■ To do: All of the records should be restated word for word.

■ Source data:
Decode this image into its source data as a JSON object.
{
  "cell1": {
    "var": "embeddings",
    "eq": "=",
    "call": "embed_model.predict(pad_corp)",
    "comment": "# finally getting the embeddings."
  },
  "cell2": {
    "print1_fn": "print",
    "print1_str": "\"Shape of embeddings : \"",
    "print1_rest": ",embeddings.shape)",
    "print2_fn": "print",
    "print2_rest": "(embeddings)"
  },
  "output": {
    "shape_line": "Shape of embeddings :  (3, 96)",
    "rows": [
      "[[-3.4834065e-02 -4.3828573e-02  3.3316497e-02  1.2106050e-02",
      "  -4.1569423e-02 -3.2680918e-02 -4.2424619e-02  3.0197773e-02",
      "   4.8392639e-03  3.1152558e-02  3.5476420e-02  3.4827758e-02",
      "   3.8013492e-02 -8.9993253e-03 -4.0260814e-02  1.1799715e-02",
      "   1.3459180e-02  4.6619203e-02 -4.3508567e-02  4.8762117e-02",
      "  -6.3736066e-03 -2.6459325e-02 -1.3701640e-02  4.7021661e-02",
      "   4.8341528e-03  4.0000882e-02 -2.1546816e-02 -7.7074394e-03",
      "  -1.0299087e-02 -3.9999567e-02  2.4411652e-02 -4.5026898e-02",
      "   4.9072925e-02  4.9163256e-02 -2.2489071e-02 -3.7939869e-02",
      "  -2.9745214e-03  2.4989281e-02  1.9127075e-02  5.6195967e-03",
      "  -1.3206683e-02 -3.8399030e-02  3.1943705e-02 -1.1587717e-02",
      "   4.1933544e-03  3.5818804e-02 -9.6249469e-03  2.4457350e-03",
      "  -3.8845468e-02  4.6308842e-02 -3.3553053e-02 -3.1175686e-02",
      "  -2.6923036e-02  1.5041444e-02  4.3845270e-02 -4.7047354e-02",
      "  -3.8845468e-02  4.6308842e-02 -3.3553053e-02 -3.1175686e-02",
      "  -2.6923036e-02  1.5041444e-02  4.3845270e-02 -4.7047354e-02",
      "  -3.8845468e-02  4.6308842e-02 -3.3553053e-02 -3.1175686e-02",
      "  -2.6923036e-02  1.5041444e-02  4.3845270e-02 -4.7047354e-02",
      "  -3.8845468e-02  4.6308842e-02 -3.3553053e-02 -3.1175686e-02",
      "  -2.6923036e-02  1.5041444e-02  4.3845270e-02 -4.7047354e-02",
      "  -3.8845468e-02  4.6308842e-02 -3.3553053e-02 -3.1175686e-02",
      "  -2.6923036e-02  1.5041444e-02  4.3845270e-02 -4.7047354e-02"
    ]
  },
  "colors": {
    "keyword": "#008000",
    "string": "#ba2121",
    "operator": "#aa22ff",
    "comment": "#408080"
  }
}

■ Answer:
Decode this image into its source data as a JSON object.
{
  "cell1": {
    "var": "embeddings",
    "eq": "=",
    "call": "embed_model.predict(pad_corp)",
    "comment": "# finally getting the embeddings."
  },
  "cell2": {
    "print1_fn": "print",
    "print1_str": "\"Shape of embeddings : \"",
    "print1_rest": ",embeddings.shape)",
    "print2_fn": "print",
    "print2_rest": "(embeddings)"
  },
  "output": {
    "shape_line": "Shape of embeddings :  (3, 96)",
    "rows": [
      "[[-3.4834065e-02 -4.3828573e-02  3.3316497e-02  1.2106050e-02",
      "  -4.1569423e-02 -3.2680918e-02 -4.2424619e-02  3.0197773e-02",
      "   4.8392639e-03  3.1152558e-02  3.5476420e-02  3.4827758e-02",
      "   3.8013492e-02 -8.9993253e-03 -4.0260814e-02  1.1799715e-02",
      "   1.3459180e-02  4.6619203e-02 -4.3508567e-02  4.8762117e-02",
      "  -6.3736066e-03 -2.6459325e-02 -1.3701640e-02  4.7021661e-02",
      "   4.8341528e-03  4.0000882e-02 -2.1546816e-02 -7.7074394e-03",
      "  -1.0299087e-02 -3.9999567e-02  2.4411652e-02 -4.5026898e-02",
      "   4.9072925e-02  4.9163256e-02 -2.2489071e-02 -3.7939869e-02",
      "  -2.9745214e-03  2.4989281e-02  1.9127075e-02  5.6195967e-03",
      "  -1.3206683e-02 -3.8399030e-02  3.1943705e-02 -1.1587717e-02",
      "   4.1933544e-03  3.5818804e-02 -9.6249469e-03  2.4457350e-03",
      "  -3.8845468e-02  4.6308842e-02 -3.3553053e-02 -3.1175686e-02",
      "  -2.6923036e-02  1.5041444e-02  4.3845270e-02 -4.7047354e-02",
      "  -3.8845468e-02  4.6308842e-02 -3.3553053e-02 -3.1175686e-02",
      "  -2.6923036e-02  1.5041444e-02  4.3845270e-02 -4.7047354e-02",
      "  -3.8845468e-02  4.6308842e-02 -3.3553053e-02 -3.1175686e-02",
      "  -2.6923036e-02  1.5041444e-02  4.3845270e-02 -4.7047354e-02",
      "  -3.8845468e-02  4.6308842e-02 -3.3553053e-02 -3.1175686e-02",
      "  -2.6923036e-02  1.5041444e-02  4.3845270e-02 -4.7047354e-02",
      "  -3.8845468e-02  4.6308842e-02 -3.3553053e-02 -3.1175686e-02",
      "  -2.6923036e-02  1.5041444e-02  4.3845270e-02 -4.7047354e-02"
    ]
  },
  "colors": {
    "keyword": "#008000",
    "string": "#ba2121",
    "operator": "#aa22ff",
    "comment": "#408080"
  }
}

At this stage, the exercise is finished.